    – Catija
    Feb 22, 2015 at 10:28
  • 1
    Why would you care about at 7 specifically? It's not going to be any more or less grammatical than at 5 or at 10 or, more generally, early? There's no reason to include that in your phrase search. The word after up can be any of many different options.
    – Catija
    Feb 22, 2015 at 10:34

2 Answers 2

1

If you can't find something that you wrote on the internet, that could mean one of two things:

  1. You have written something so poorly and ungrammatical that it needs to be fixed.
  2. You have written something so original that you can't find your particular wording on the internet.

Not every valid sentence exists in cyberspace. This is a case where you've written something that's both grammatical and natural-sounding, yet, for some reason, people haven't blogged much about waking up at 7 o'clock – at least, not by using the same words you are using.

By the way, inserting an asterisk as a wildcard in your Google search can help. For example, when I tried searching for:

"if you want to get up at * tomorrow"

I found a few wordings. One was in an English exercise:

You'd better go to bed early tonight if you want to get up at 5 o'clock tomorrow.

The other was in a plan for a mountain hike:

We're meeting at 5:00am at the museum. So if you want to get up at 4:40 tomorrow morning then respond fast!

So, if you can't find a phrase like "If you want to get up at 7 tomorrow" on the internet, perhaps the time is the only thing wrong with your search.

1
  • Thank you for your detailed explanation. So that sentence isn't grammatically incorrect and it doesn't sound strange to a native speaker. And thanks for teaching me how to use * in google searches. I thought such a sentence should be a part of daily parents-children conversations so I was sure something is wrong with my sentence.
    – Masoud
    Feb 22, 2015 at 10:27
1
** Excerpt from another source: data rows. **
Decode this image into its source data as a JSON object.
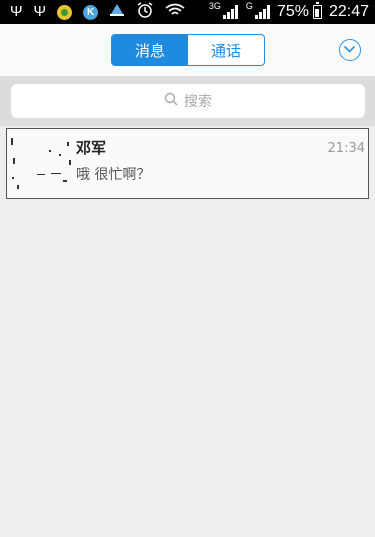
{
  "status_bar": {
    "net_label_1": "3G",
    "net_label_2": "G",
    "battery": "75%",
    "time": "22:47",
    "icons": [
      "usb-icon",
      "usb-icon",
      "app-icon",
      "k-app-icon",
      "boat-icon",
      "alarm-icon",
      "wifi-icon",
      "signal-icon",
      "signal-icon",
      "battery-icon"
    ]
  },
  "header": {
    "tabs": [
      {
        "label": "消息",
        "active": true
      },
      {
        "label": "通话",
        "active": false
      }
    ],
    "accent_color": "#1e8be0"
  },
  "search": {
    "placeholder": "搜索"
  },
  "conversations": [
    {
      "name": "邓军",
      "time": "21:34",
      "preview": "哦 很忙啊？"
    }
  ]
}
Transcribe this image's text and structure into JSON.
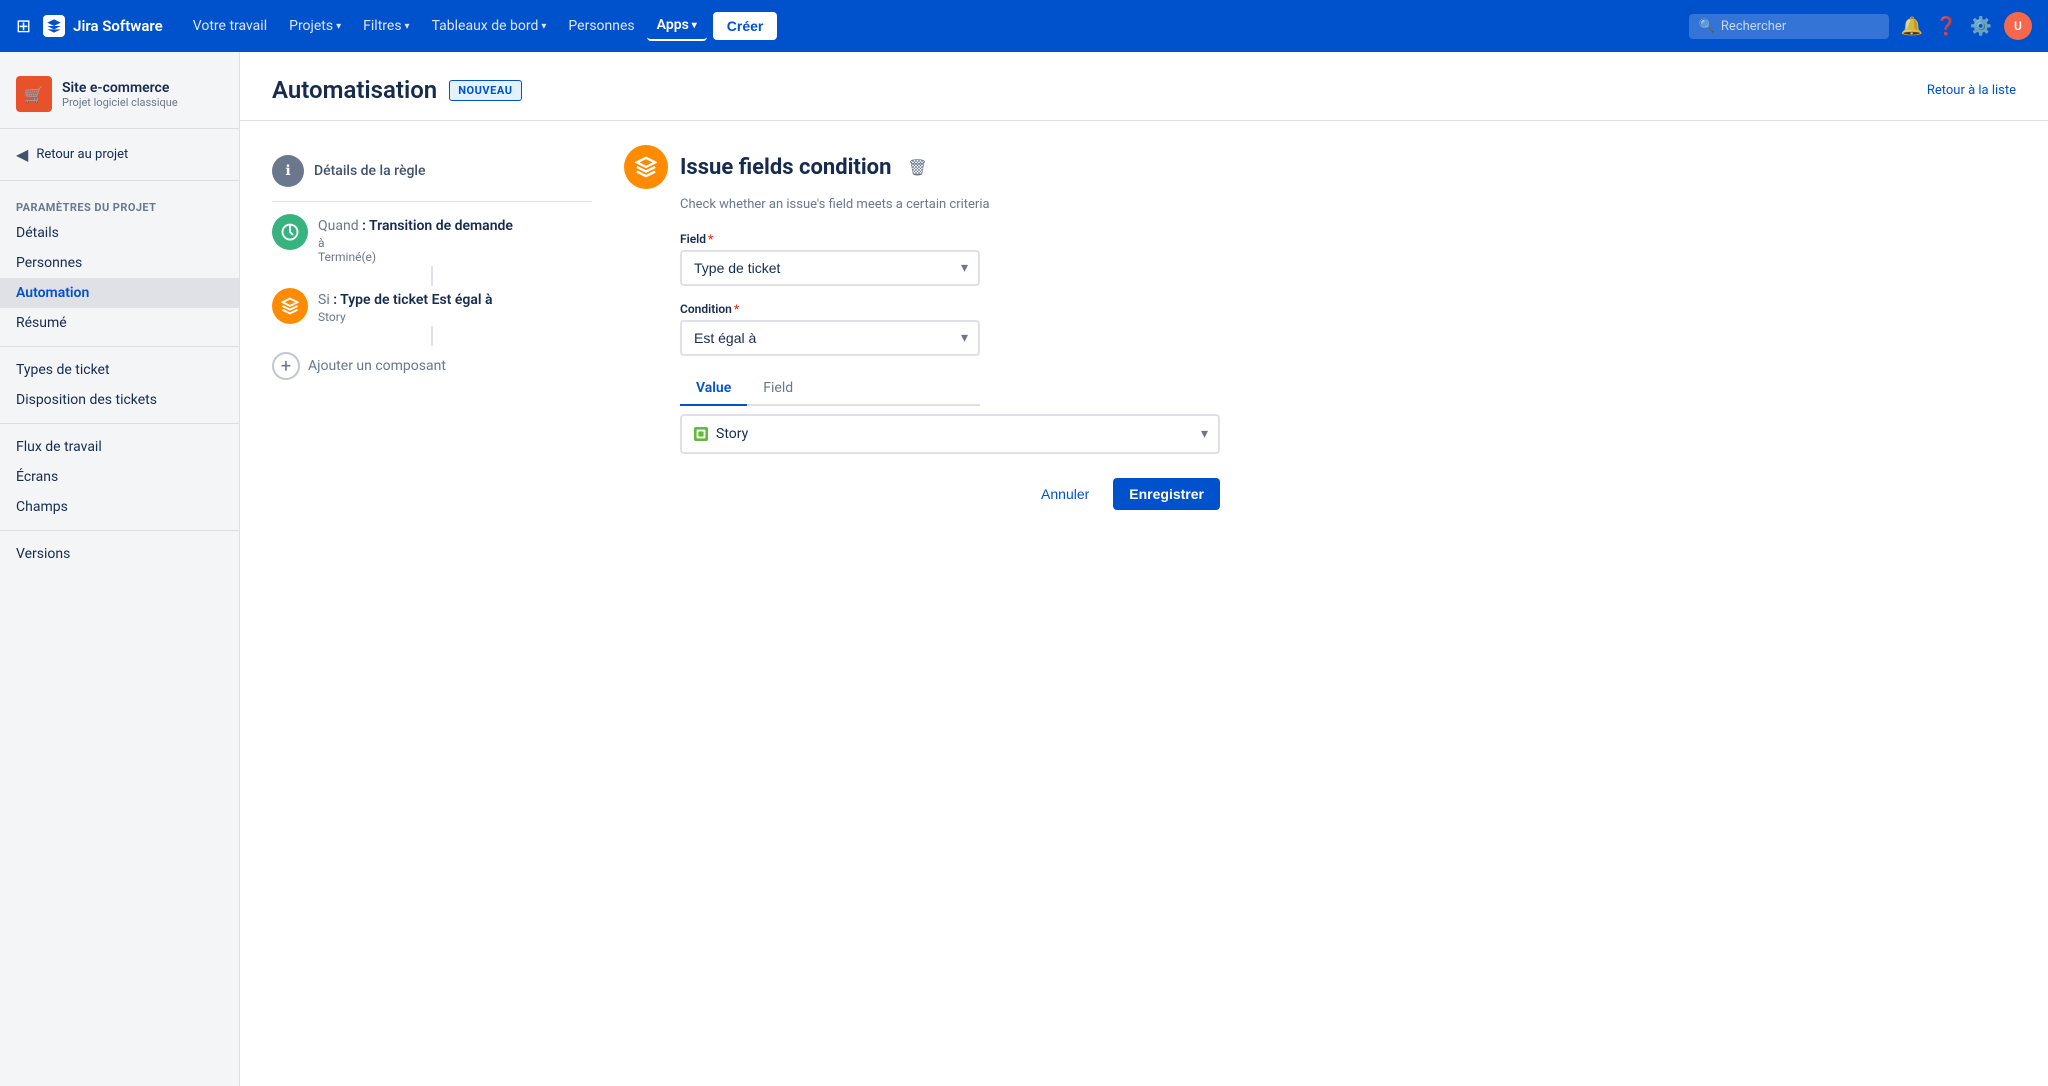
{
  "topnav": {
    "brand": "Jira Software",
    "links": [
      {
        "label": "Votre travail",
        "hasChevron": false,
        "active": false
      },
      {
        "label": "Projets",
        "hasChevron": true,
        "active": false
      },
      {
        "label": "Filtres",
        "hasChevron": true,
        "active": false
      },
      {
        "label": "Tableaux de bord",
        "hasChevron": true,
        "active": false
      },
      {
        "label": "Personnes",
        "hasChevron": false,
        "active": false
      },
      {
        "label": "Apps",
        "hasChevron": true,
        "active": true
      }
    ],
    "create_label": "Créer",
    "search_placeholder": "Rechercher",
    "back_to_list": "Retour à la liste"
  },
  "sidebar": {
    "project_name": "Site e-commerce",
    "project_sub": "Projet logiciel classique",
    "back_label": "Retour au projet",
    "section_label": "Paramètres du projet",
    "items": [
      {
        "label": "Détails",
        "active": false
      },
      {
        "label": "Personnes",
        "active": false
      },
      {
        "label": "Automation",
        "active": true
      },
      {
        "label": "Résumé",
        "active": false
      }
    ],
    "items2": [
      {
        "label": "Types de ticket",
        "active": false
      },
      {
        "label": "Disposition des tickets",
        "active": false
      }
    ],
    "items3": [
      {
        "label": "Flux de travail",
        "active": false
      },
      {
        "label": "Écrans",
        "active": false
      },
      {
        "label": "Champs",
        "active": false
      }
    ],
    "items4": [
      {
        "label": "Versions",
        "active": false
      }
    ]
  },
  "page": {
    "title": "Automatisation",
    "badge": "NOUVEAU",
    "rule_details": "Détails de la règle",
    "when_label": "Quand",
    "when_title": "Transition de demande",
    "when_sub1": "à",
    "when_sub2": "Terminé(e)",
    "if_label": "Si",
    "if_title": "Type de ticket Est égal à",
    "if_sub": "Story",
    "add_component": "Ajouter un composant"
  },
  "condition": {
    "title": "Issue fields condition",
    "description": "Check whether an issue's field meets a certain criteria",
    "field_label": "Field",
    "field_value": "Type de ticket",
    "condition_label": "Condition",
    "condition_value": "Est égal à",
    "tab_value": "Value",
    "tab_field": "Field",
    "story_label": "Story",
    "cancel_label": "Annuler",
    "save_label": "Enregistrer"
  }
}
There is absolutely nothing wrong with the phrase "wake up at 7 tomorrow" or "if you want to wake up at 7 tomorrow, [then ...]". It sounds completely normal to me (native speaker of British English).

3
  • Thank you for your help. So it doesn't sound strange to you. Is it?
    – Masoud
    Feb 22, 2015 at 10:28
  • 1
    @Masoud - The only change I would make in your PS2 sentence would be changing today to tonight: If you want to get up at 7 tomorrow, you should go to bed at 10 tonight. (Your version is not ungrammatical, but I think tonight would fit better.)
    – J.R.
    Feb 22, 2015 at 10:44
  • @J.R. Did you mean to make that a comment to the question, rather than a comment to my answer? Feb 22, 2015 at 10:46

You must log in to answer this question.

Not the answer you're looking for? Browse other questions tagged .